Today's tweens and teens have a wide selection of extra curricular activities from which to choose. From art clubs, to reading group,s to sport,s and beyond, there is something for everyone! The good news is that extra curricular activities can provide your child with a host of benefits. The bad news is that you have to keep extra curricular activities in check so that your child doesn't become overextended. However, mastering the extra curricular balancing act is actually easier than you may think!

You may think choosing the right sport for your child is a simple decision, but it's no easy feat. In order to get your teen or tween started on the road to an active life, you can help her choose the sport or activity that best benefits her. There are a variety of organized sports and individual activities, and, as parents, we need to take into consideration our child's individual traits and mentality when choosing one.

Most people know that after-school activities promote healthy, well-rounded children. Extracurricular activities may help teens and tweens stay on track and out of trouble. Whether your child is in middle school or high school, he should be participating in some sort of after-school activity. Depending on his interests and individual skill-sets, these activities may encourage physical exercise or mental stimulation. In addition, colleges and universities also take note of extracurricular organizations in which potential students participate.

Teens can get into trouble when they are bored, home alone, or have nothing to do. After school activities are a great way to help kids develop their interests and keep them occupied and out of trouble. Most teens already have an idea of where their interests lie making it easier for parents to determine which after school activities will best suit their needs.
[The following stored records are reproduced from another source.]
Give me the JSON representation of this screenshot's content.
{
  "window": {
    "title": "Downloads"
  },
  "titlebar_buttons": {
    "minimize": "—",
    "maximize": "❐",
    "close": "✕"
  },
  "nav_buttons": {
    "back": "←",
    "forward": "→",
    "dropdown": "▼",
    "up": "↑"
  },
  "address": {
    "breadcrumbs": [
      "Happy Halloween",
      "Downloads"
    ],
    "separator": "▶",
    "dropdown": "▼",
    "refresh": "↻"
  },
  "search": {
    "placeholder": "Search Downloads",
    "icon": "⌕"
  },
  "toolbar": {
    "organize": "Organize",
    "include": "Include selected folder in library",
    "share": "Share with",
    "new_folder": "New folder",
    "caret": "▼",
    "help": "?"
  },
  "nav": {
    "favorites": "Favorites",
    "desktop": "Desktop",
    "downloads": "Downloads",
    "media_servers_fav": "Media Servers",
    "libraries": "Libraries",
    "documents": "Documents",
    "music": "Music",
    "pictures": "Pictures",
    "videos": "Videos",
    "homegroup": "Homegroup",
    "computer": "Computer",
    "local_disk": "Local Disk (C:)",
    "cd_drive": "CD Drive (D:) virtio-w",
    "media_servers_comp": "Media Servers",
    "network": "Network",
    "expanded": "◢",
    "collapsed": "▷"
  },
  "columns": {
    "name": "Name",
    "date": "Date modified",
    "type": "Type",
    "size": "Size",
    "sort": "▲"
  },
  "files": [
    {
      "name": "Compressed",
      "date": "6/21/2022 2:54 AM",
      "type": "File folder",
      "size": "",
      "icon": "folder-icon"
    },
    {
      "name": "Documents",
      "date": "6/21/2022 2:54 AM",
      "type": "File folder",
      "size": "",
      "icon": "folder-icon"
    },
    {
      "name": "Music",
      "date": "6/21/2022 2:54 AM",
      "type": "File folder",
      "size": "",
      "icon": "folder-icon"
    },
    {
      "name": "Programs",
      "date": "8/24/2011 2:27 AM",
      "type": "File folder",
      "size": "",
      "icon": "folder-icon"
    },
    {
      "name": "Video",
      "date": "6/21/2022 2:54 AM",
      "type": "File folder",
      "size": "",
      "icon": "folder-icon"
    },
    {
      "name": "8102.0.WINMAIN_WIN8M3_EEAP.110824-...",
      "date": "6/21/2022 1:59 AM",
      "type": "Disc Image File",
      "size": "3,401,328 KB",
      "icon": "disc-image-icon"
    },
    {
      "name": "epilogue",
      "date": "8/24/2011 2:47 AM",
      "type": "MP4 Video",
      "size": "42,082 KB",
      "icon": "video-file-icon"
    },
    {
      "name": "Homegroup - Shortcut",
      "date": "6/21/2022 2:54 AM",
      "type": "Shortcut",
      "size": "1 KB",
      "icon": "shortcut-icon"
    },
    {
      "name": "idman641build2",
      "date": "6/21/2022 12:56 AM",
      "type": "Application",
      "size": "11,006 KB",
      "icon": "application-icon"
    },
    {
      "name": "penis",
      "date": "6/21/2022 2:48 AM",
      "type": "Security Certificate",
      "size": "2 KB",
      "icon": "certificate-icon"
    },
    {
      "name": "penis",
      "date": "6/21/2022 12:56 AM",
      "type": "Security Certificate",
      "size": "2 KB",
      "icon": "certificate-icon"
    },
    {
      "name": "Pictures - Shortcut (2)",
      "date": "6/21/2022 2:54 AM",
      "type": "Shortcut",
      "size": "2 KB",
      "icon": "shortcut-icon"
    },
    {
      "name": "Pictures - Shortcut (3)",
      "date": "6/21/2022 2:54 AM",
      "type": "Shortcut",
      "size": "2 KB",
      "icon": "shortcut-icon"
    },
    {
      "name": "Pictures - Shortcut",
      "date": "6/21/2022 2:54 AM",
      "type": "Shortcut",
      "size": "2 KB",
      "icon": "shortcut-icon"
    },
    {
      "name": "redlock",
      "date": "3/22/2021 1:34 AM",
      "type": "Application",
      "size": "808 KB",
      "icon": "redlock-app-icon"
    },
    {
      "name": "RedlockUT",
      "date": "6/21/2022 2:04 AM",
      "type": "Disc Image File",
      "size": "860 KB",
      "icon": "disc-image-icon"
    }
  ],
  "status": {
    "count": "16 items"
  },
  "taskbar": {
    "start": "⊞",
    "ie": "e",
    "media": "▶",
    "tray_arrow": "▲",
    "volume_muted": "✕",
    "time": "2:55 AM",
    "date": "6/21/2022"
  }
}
If you're new to the whole summer camp idea, finding the right camp can seem like a tedious and never-ending task. If you search the Internet, you will be bombarded with thousands of listings of camps that seem to offer top amenities and learning centers for your child. Before you start typing in that search box, you and your child need to discuss and determine some basic "must-haves" for the right summer camp.

By the time your child is a tween or teen, he will be old enough to help you decide what type of summer camp he would like to attend. From sleep away camps to local day camps, there is nearly always an available program to fit the budget, time constraints, and interests. Be sure to consider all of your options when choosing the perfect summer camp. Discuss your child's interests with him and work together to decide which camp is best.
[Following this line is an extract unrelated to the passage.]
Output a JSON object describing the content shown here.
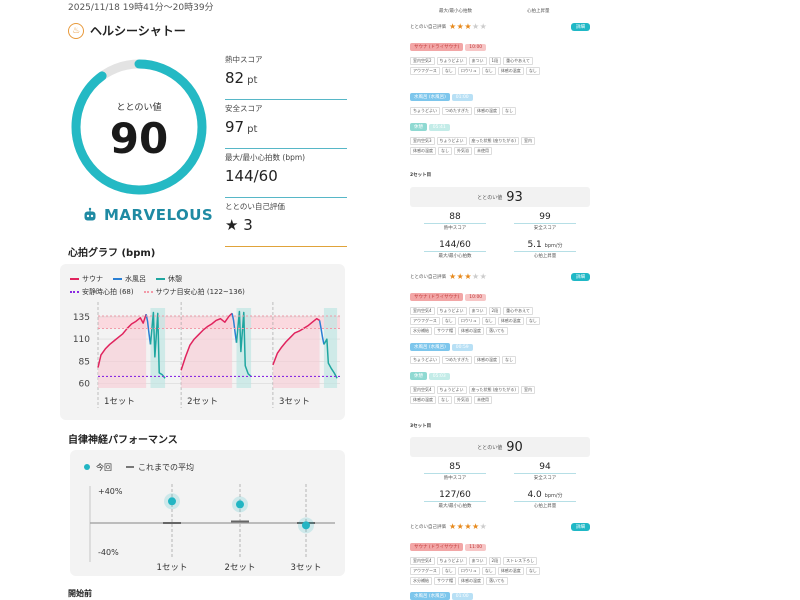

Every parent has witnessed the meltdown that comes with losing. Kids want to win so badly that they can't stand the feeling of coming in second place. When they are young, kids may throw a fit, or even the game. As they get older, they may say things in anger that can make the most outspoken parent's face turn red. It's important to talk to your kids about how to deal with losing before engaging in any sport.

By the time a child is a teen or tween, she has most likely already been exposed to her first team sports experiences. She may also have developed a strong like or dislike for them. Some kids try to avoid team sports, usually due in part to poor experiences in the past. From overly harsh coaches to pushy parents, many kids run from team sports because of the pressures involved.

Each year, many kids sign up for a variety of sports. Some do so because they love sports and others do so because their parents have pushed them in that direction. One drawback of sports can be overtraining. Whether kids feel the pressure to continuously train from their parents, coaches, or their own drive to excel, overtraining can be unhealthy. Be sure to monitor your child's involvement in sports to avoid the overtraining trap.

Most parents have witnessed their child lose a game or activity and then braced themselves for the fallout. While your teen or teens may not exhibit the signs of a "sore loser" like a younger child, it's still important to talk with him after a game. Many times, teens and teens link their self-worth to the loss or the win of a game, so be sure to provide encouragement and support.